On November 14, Russian President Vladimir Putin and Japanese Prime Minister Shinzo Abe met in Singapore and agreed to advance negotiations on a peace treaty based on the 1956 Soviet-Japanese joint declaration, the only document recognized by both countries.
Same day, Putin said that his next meeting with the Japanese prime minister would take place at the G20 summit that will be held on November 30 — December 1. On Wednesday, the Japanese chief cabinet secretary confirmed that Abe would meet with Putin in Argentina. According to Kremlin aide Yury Ushakov, the two leaders will discuss the establishment of а mechanism for negotiations on the Kuril Islands.
The fact that Japan and Russia have never signed a permanent peace treaty after the end of World War II has long been a stumbling block in bilateral relations. The main issue standing in the way of a treaty is an agreement concerning a group of four islands that both countries claim — Iturup, Kunashir, Shikotan and Habomai, collectively referred to as the Southern Kurils by Russia and the Northern Territories by Japan.
On October 19, 1956, Soviet Union and Japan signed the Joint Declaration on ending the state of war and the restoration of diplomatic and consular relations. The Soviet leadership decided to note in the document that in meeting the wishes of Japan and taking into account the interests of the Japanese state, Moscow agrees to transfer the islands of Habomai and Shikotan to Japan, however, the transfer itself was meant to be made after the conclusion of a peace treaty between the parties.
After the conclusion of the Japanese-US security treaty in 1960, which still remains in force and stipulates Washington’s right to place its military bases on Japanese soil, the Soviet Union annulled the commitments made in the 1956 declaration.
Since then talks have been stalling due to the unwillingness of the both sides to compromise — neither on the sovereignty of the disputed islands, nor on the timeline of a possible transfer of the two disputed islets, Habomai and Shikotan. Most lately, during the Eastern Economic Forum in September, Putin proposed to sign a peace treaty without preconditions by the end of 2018, but the Japanese side responded that it would maintain its position that the peace treaty with Russia could be concluded only after the settlement of the Kuril islands dispute.
Abe’s latest announcement about stepping up negotiations with Russia based on the 1956 declaration, under which the transfer of the two islands should take place after signing a peace treaty, might be perceived as his readiness to compromise, Associate Professor and Academic Program Coordinator for International Affairs at the Temple University Japan Campus James D.J. Brown told Sputnik.
'Abe's agreement in Singapore to accelerate peace treaty talks on the basis of the 1956 Joint Declaration does indicate a new willing to compromise. This is because the 1956 Joint Declaration makes no mention of the larger two islands of Iturup and Kunashir (Etorofu and Kunashiri in Japanese). It is also notable that Abe has stopped making public demands for the return of four islands. He therefore seems to have given up all hope of all four islands ever being returned to Japanese sovereignty,' Brown said.

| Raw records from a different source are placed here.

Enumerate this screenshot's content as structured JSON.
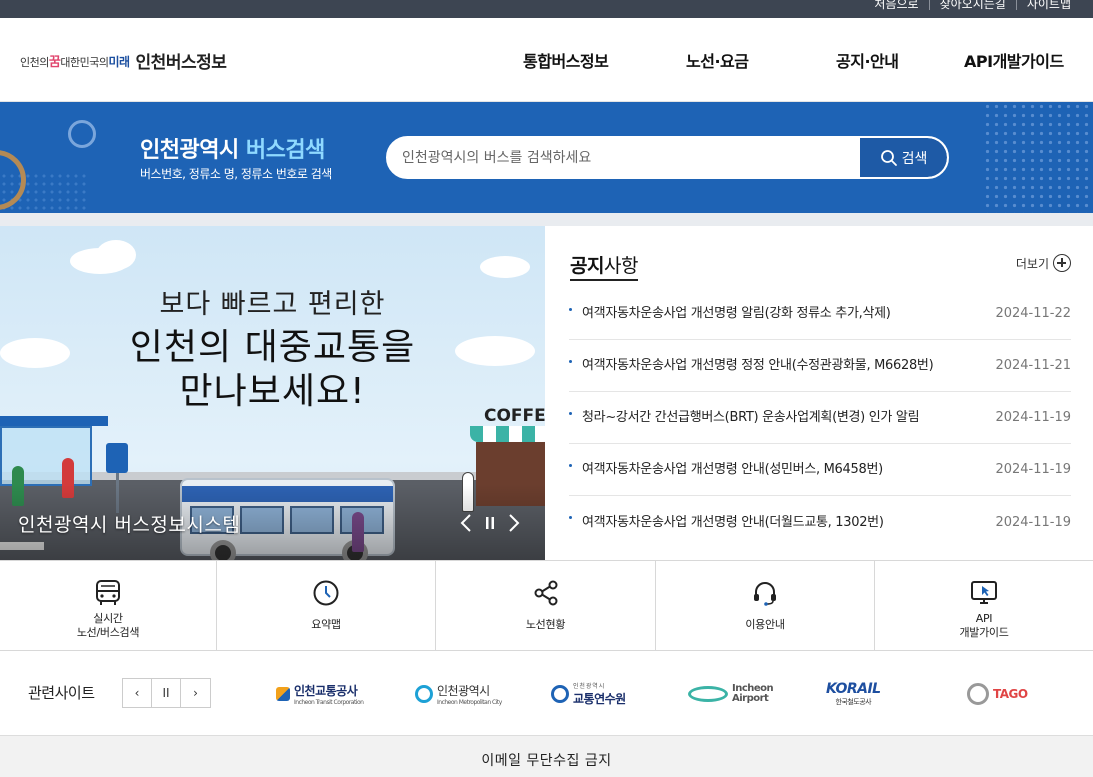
{
  "util_links": [
    "처음으로",
    "찾아오시는길",
    "사이트맵"
  ],
  "logo": {
    "slogan_pre": "인천의",
    "slogan_dream": "꿈",
    "slogan_mid": "대한민국의",
    "slogan_future": "미래",
    "title": "인천버스정보"
  },
  "nav": [
    "통합버스정보",
    "노선·요금",
    "공지·안내",
    "API개발가이드"
  ],
  "search": {
    "title_main": "인천광역시 ",
    "title_highlight": "버스검색",
    "subtitle": "버스번호, 정류소 명, 정류소 번호로 검색",
    "placeholder": "인천광역시의 버스를 검색하세요",
    "button_label": "검색"
  },
  "banner": {
    "subtitle": "보다 빠르고 편리한",
    "main_line1": "인천의 대중교통을",
    "main_line2": "만나보세요!",
    "cafe_sign": "COFFE",
    "caption": "인천광역시 버스정보시스템"
  },
  "notice": {
    "title_bold": "공지",
    "title_rest": "사항",
    "more_label": "더보기",
    "items": [
      {
        "text": "여객자동차운송사업 개선명령 알림(강화 정류소 추가,삭제)",
        "date": "2024-11-22"
      },
      {
        "text": "여객자동차운송사업 개선명령 정정 안내(수정관광화물, M6628번)",
        "date": "2024-11-21"
      },
      {
        "text": "청라~강서간 간선급행버스(BRT) 운송사업계획(변경) 인가 알림",
        "date": "2024-11-19"
      },
      {
        "text": "여객자동차운송사업 개선명령 안내(성민버스, M6458번)",
        "date": "2024-11-19"
      },
      {
        "text": "여객자동차운송사업 개선명령 안내(더월드교통, 1302번)",
        "date": "2024-11-19"
      }
    ]
  },
  "quick_menu": [
    {
      "label": "실시간\n노선/버스검색",
      "icon": "bus-icon"
    },
    {
      "label": "요약맵",
      "icon": "clock-icon"
    },
    {
      "label": "노선현황",
      "icon": "share-nodes-icon"
    },
    {
      "label": "이용안내",
      "icon": "headset-icon"
    },
    {
      "label": "API\n개발가이드",
      "icon": "monitor-cursor-icon"
    }
  ],
  "related": {
    "label": "관련사이트",
    "controls": [
      "‹",
      "II",
      "›"
    ],
    "sites": [
      {
        "name": "인천교통공사",
        "sub": "Incheon Transit Corporation"
      },
      {
        "name": "인천광역시",
        "sub": "Incheon Metropolitan City"
      },
      {
        "name": "교통연수원",
        "sub": "인 천 광 역 시"
      },
      {
        "name": "Incheon Airport",
        "sub": ""
      },
      {
        "name": "KORAIL",
        "sub": "한국철도공사"
      },
      {
        "name": "TAGO",
        "sub": ""
      }
    ]
  },
  "footer": {
    "text": "이메일 무단수집 금지"
  },
  "colors": {
    "topbar": "#3d4552",
    "search_band": "#1e63b5",
    "search_button": "#1e5aa6",
    "highlight": "#8fd9ff",
    "date": "#777777"
  }
}
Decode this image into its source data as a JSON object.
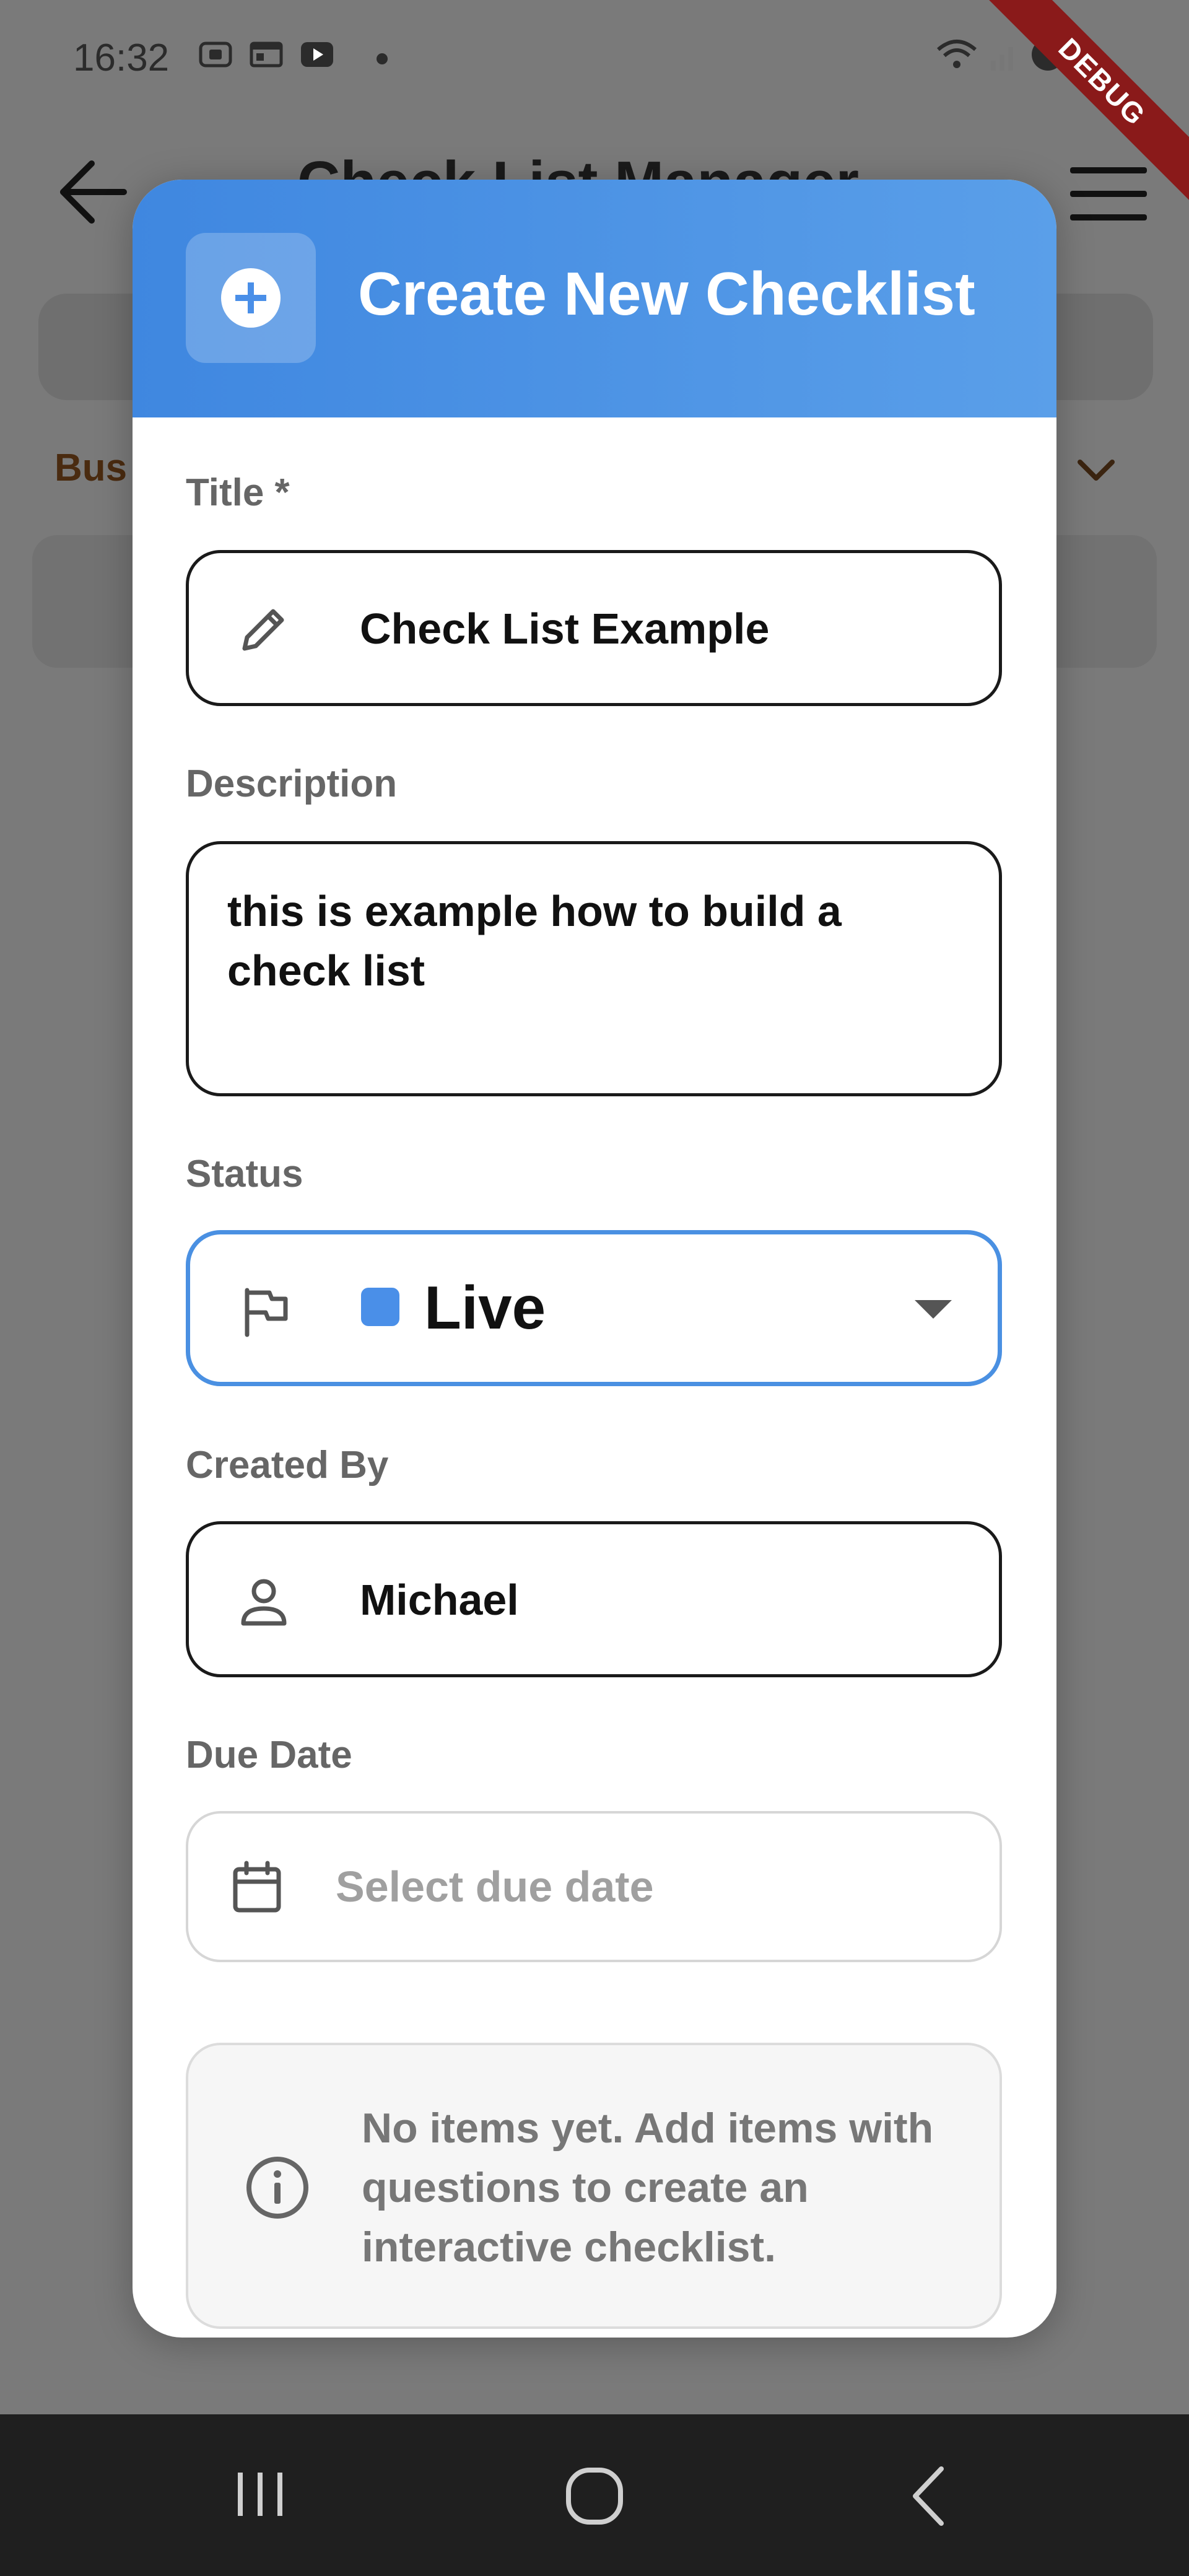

According to the expert, Abe might be now pursuing the so-called 'two plus alpha' option.
'This means that Abe is seeking the transfer of Shikotan and Habomai to Japanese sovereignty after the signature of a peace treaty. In addition, while Iturup and Kunashir would remain under Russian sovereignty, Japan is seeking agreement on a special system of visa-free access and joint economic projects on these two islands (this is the 'alpha'),' Brown said.
Valery Kistanov, the head of the Center for Japanese Studies at the Institute of Far Eastern Studies of the Russian Academy of Sciences, argued in his comments to Sputnik that Tokyo’s overall position on the issue had not changed.
'"I believe that the Japanese position has not changed fundamentally … Having confirmed the validity of the 1956 declaration in Singapore, Shinzo Abe has taken a more flexible position saying that Japan agreed to receive these two islands, sign a peace treaty and then continue negotiations on the territorial sovereignty of the remaining two islands — Kunashir and Iturup. In other words, they have not abandoned their ultimate goals and hopes to receive all four islands, including the two biggest ones', Kistanov explained.
According to the expert, Russia would not make any further concessions as well.
'We will not agree with this, as we believe that the issue should be settled on the basis of this declaration, we want to make it a closure signing a peace treaty and transferring the two islands', he said.